[What needs to be done]
Report each line of the data below in which "prijenosa" appears.

(Listed records Opens)

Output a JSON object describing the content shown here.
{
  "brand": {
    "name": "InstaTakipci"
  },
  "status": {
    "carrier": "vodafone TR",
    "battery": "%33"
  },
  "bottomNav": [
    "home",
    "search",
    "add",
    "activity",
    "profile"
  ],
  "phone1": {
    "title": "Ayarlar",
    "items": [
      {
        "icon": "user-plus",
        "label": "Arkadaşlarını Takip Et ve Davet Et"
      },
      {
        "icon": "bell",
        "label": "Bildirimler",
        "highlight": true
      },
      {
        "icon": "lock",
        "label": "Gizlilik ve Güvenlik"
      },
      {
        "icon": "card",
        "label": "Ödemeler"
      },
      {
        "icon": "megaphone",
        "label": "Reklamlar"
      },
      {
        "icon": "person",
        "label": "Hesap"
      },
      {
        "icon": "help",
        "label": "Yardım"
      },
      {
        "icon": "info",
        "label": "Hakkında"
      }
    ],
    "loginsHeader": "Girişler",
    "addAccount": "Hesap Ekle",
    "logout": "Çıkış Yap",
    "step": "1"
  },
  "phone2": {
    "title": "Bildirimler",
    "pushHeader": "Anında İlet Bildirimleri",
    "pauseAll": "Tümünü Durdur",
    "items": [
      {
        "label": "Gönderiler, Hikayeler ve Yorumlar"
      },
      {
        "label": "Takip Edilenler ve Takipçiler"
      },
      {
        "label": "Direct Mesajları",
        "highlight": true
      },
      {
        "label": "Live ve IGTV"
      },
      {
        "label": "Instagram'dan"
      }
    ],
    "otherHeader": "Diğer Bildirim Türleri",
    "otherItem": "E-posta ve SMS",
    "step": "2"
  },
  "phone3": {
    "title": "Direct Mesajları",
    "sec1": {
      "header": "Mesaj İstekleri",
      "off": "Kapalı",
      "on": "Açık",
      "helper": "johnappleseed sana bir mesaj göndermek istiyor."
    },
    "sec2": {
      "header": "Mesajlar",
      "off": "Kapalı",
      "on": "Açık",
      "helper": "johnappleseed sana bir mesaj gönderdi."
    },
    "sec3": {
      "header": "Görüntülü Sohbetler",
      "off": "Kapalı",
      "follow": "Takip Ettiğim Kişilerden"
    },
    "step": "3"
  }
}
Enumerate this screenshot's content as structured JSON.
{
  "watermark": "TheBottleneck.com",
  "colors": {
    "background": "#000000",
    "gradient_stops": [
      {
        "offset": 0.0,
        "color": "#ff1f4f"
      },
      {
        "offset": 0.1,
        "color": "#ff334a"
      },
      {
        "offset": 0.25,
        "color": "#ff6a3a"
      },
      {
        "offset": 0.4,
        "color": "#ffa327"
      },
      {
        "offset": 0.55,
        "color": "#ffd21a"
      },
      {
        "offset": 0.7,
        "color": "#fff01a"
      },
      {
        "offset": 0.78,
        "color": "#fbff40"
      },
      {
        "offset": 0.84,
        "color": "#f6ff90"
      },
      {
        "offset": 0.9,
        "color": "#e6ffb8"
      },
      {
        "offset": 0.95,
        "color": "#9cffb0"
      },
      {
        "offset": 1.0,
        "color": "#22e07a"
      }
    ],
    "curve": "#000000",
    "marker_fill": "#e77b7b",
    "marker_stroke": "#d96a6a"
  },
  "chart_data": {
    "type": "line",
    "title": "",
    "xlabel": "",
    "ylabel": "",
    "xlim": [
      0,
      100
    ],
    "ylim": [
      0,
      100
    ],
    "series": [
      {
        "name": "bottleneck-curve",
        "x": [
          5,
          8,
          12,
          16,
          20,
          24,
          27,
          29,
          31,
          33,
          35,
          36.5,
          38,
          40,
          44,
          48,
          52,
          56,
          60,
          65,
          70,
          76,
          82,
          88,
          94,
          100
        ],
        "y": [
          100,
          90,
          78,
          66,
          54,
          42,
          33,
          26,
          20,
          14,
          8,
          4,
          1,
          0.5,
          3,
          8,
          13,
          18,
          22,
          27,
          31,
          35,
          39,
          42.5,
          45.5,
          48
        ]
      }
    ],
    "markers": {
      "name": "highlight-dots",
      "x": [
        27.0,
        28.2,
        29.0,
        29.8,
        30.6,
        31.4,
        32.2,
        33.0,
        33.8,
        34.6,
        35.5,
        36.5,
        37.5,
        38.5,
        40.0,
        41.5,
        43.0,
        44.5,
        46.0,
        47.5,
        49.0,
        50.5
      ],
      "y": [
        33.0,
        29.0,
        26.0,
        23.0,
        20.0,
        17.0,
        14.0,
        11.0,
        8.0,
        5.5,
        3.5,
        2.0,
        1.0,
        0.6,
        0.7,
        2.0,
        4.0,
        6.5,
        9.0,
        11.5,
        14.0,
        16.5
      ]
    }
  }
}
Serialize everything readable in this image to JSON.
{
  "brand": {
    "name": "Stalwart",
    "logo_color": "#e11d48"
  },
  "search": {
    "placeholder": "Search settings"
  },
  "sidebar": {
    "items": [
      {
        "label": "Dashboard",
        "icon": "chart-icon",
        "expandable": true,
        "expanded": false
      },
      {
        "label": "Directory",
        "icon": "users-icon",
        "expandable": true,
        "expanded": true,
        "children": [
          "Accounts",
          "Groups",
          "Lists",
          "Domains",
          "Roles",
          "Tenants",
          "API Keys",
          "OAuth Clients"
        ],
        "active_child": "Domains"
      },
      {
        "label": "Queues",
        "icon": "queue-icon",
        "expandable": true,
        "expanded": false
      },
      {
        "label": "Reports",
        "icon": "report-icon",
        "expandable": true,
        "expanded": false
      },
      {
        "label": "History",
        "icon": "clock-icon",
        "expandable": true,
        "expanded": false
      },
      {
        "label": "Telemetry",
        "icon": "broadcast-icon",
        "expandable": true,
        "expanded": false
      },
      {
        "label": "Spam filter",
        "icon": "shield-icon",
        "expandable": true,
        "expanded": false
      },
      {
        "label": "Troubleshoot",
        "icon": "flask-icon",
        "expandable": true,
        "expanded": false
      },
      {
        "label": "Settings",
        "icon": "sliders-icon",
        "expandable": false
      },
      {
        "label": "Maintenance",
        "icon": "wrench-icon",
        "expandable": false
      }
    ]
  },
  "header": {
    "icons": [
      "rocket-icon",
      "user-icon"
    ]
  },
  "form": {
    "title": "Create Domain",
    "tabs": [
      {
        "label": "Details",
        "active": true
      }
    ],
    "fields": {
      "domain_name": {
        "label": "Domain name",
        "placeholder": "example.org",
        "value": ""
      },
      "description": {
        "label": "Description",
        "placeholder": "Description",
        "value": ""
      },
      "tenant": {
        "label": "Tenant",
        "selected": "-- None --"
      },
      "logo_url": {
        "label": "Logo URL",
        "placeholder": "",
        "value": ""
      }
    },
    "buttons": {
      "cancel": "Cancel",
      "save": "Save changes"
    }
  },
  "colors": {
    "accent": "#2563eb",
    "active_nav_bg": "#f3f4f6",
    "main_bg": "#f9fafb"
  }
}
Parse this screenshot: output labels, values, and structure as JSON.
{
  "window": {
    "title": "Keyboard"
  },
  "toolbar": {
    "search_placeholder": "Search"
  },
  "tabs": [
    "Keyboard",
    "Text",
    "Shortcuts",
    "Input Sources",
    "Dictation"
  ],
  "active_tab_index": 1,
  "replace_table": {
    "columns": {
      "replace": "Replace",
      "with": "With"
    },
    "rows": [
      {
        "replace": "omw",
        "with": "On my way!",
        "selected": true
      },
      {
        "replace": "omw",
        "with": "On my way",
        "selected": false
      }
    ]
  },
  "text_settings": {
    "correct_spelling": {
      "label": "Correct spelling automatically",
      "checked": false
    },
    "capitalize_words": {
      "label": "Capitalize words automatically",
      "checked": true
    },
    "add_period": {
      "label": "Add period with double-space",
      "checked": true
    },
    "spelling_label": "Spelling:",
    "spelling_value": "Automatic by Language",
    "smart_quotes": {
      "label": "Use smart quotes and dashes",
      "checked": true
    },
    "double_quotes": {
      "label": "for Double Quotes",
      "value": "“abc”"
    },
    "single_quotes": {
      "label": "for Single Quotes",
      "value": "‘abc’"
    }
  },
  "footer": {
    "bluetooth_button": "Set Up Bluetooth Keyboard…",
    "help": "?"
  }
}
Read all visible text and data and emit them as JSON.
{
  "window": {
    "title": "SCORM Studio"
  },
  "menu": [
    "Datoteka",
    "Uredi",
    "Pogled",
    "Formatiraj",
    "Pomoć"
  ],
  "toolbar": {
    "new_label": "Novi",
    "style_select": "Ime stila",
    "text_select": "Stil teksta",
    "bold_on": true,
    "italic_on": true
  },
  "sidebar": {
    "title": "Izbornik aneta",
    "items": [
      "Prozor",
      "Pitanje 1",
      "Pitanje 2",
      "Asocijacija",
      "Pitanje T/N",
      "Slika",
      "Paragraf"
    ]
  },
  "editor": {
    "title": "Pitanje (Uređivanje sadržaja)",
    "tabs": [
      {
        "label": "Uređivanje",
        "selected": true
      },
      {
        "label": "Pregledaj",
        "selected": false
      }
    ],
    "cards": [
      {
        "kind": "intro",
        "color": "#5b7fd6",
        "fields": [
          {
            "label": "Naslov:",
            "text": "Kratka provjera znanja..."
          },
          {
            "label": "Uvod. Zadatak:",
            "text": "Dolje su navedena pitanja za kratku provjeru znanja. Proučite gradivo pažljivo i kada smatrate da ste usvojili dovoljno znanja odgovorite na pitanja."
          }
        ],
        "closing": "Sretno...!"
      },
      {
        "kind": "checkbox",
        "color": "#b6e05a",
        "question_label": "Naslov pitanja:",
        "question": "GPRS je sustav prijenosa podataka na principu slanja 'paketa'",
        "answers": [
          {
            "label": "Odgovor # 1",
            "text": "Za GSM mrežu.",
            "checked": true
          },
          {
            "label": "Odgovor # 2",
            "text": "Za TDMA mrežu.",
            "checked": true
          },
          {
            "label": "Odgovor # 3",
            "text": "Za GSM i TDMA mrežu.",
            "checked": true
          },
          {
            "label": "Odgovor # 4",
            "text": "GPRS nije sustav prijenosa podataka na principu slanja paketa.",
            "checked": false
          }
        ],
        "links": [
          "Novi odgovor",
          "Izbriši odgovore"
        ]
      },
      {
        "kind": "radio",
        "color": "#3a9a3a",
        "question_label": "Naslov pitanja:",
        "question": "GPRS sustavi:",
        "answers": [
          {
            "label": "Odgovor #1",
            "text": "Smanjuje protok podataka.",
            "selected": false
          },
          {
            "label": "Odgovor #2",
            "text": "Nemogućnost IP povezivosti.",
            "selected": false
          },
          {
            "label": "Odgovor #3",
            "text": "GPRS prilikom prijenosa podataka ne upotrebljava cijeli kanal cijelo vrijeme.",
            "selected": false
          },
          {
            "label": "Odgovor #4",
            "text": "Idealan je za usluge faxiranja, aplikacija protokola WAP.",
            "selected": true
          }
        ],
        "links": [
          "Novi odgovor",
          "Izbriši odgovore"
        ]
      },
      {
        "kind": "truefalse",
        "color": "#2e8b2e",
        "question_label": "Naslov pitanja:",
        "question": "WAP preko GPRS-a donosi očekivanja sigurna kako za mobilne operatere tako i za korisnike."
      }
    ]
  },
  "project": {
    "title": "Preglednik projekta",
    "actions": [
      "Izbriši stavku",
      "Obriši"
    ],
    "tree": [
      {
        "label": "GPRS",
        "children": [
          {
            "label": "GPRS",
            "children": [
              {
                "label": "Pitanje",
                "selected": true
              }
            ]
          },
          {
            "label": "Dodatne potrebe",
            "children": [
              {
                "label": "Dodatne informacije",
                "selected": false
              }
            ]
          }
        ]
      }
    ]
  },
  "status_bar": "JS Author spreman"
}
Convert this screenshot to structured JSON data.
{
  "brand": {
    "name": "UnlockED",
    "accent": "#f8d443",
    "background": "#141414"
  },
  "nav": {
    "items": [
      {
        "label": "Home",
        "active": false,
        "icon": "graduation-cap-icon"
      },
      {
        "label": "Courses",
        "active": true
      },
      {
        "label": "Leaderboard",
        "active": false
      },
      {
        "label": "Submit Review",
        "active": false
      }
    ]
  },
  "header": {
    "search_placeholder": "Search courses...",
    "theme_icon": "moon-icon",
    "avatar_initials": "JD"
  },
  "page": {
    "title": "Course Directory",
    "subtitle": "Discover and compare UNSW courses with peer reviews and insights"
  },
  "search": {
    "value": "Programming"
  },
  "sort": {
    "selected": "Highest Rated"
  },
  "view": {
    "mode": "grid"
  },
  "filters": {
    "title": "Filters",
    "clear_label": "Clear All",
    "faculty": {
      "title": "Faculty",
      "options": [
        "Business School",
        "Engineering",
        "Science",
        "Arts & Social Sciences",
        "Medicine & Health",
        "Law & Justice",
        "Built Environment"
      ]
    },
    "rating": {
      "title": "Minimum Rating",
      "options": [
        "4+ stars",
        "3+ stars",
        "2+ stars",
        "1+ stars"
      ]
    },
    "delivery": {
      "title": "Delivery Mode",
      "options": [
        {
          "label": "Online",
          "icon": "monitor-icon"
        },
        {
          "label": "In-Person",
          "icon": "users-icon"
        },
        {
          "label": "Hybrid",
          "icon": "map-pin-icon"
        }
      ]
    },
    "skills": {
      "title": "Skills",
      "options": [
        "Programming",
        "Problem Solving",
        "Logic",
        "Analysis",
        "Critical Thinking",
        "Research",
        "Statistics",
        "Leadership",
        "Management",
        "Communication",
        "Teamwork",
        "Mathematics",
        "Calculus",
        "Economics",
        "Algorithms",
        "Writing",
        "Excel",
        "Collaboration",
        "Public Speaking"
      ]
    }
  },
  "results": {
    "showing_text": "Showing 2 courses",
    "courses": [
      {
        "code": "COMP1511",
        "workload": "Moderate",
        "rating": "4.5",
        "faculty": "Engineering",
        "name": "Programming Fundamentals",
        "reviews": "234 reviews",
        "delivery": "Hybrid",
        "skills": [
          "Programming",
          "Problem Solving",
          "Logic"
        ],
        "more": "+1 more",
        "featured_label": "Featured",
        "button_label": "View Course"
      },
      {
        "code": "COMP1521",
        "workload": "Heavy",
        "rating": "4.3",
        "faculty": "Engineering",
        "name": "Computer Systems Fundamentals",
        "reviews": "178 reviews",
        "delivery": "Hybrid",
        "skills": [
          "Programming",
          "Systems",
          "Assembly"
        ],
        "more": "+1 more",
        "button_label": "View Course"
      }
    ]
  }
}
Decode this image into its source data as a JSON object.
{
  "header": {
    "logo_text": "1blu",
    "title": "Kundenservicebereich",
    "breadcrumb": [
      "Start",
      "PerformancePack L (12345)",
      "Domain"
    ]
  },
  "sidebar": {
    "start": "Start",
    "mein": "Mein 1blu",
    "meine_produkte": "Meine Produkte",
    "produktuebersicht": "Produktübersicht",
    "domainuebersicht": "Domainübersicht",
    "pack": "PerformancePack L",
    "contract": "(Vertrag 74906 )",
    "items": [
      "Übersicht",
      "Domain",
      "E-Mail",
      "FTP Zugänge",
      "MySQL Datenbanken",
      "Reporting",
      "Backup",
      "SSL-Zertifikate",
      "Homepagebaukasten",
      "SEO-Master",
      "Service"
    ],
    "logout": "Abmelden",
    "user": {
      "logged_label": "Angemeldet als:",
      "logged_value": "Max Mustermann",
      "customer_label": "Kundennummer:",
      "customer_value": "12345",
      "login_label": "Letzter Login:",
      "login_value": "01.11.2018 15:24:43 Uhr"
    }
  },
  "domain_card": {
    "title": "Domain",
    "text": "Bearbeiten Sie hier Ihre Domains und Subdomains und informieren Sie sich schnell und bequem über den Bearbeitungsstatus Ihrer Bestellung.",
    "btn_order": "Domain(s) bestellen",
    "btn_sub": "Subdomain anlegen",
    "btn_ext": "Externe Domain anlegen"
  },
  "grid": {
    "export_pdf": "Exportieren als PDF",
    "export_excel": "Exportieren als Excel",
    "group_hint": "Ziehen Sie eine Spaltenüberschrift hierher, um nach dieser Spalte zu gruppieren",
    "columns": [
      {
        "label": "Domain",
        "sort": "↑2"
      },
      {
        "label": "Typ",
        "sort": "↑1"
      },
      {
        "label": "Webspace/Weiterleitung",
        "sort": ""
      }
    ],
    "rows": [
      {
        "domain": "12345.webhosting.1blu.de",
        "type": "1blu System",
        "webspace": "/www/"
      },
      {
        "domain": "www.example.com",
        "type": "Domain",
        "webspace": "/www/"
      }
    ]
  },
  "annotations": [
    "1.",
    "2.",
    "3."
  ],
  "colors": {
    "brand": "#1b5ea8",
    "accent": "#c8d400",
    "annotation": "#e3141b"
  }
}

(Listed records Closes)

[Task solution]
        "question": "GPRS je sustav prijenosa podataka na principu slanja 'paketa'",
            "text": "GPRS nije sustav prijenosa podataka na principu slanja paketa.",
            "text": "GPRS prilikom prijenosa podataka ne upotrebljava cijeli kanal cijelo vrijeme.",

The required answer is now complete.